## Task
Wherever the word "index" shows up in the data, report the line it sits in.

Segment Start: Data to process

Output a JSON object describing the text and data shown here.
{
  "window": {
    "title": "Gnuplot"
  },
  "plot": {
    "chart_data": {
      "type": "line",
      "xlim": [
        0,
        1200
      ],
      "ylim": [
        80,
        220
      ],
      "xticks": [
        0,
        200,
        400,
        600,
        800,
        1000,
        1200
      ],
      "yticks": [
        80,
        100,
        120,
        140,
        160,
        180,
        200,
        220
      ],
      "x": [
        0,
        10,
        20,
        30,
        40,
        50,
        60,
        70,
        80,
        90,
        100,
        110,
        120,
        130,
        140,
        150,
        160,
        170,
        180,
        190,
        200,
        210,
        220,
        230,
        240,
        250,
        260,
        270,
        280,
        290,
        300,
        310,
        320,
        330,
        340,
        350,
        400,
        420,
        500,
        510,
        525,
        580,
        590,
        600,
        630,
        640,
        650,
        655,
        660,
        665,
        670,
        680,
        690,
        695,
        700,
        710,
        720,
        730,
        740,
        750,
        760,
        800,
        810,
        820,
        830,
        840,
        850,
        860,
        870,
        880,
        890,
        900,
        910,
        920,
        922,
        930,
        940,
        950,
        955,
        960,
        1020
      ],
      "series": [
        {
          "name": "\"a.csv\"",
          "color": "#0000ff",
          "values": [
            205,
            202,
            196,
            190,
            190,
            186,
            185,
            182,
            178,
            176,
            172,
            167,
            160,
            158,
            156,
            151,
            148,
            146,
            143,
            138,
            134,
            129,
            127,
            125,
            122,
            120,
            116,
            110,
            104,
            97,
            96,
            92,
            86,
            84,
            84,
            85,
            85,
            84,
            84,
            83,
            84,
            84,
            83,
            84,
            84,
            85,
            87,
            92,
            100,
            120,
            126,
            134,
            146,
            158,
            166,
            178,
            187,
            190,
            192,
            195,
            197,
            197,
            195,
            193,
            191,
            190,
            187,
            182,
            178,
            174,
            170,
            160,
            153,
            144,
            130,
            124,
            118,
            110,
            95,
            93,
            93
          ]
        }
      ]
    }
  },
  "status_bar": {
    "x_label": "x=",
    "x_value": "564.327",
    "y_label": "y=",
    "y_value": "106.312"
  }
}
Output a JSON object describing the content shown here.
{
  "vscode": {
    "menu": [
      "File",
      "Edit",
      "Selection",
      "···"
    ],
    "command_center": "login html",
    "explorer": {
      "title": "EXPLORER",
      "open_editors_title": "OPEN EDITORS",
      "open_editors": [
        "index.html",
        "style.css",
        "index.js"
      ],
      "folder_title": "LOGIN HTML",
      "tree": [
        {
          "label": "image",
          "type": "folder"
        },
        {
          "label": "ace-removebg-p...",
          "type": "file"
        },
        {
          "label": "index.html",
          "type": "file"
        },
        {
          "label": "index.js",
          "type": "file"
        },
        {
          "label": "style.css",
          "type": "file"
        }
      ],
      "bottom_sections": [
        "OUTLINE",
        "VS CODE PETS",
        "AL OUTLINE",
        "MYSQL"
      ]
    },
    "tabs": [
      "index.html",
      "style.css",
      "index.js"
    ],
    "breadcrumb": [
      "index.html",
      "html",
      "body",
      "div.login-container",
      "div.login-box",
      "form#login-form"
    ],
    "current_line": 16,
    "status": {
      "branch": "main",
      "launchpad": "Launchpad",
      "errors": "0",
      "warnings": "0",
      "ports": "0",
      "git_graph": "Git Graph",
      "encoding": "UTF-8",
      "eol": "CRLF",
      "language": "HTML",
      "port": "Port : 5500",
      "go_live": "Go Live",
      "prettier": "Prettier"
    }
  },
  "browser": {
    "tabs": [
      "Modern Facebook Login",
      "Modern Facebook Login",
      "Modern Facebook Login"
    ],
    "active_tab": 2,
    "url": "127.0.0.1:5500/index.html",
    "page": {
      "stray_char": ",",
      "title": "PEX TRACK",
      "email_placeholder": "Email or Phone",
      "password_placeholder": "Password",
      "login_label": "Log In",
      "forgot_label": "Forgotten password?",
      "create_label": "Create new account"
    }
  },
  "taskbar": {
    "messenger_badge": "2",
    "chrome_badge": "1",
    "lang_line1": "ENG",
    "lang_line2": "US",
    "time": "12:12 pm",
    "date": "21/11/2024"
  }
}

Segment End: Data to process

## Written solution
        "index.html",
        "index.js"
          "label": "index.html",
          "label": "index.js",
      "index.html",
      "index.js"
      "index.html",
    "url": "127.0.0.1:5500/index.html",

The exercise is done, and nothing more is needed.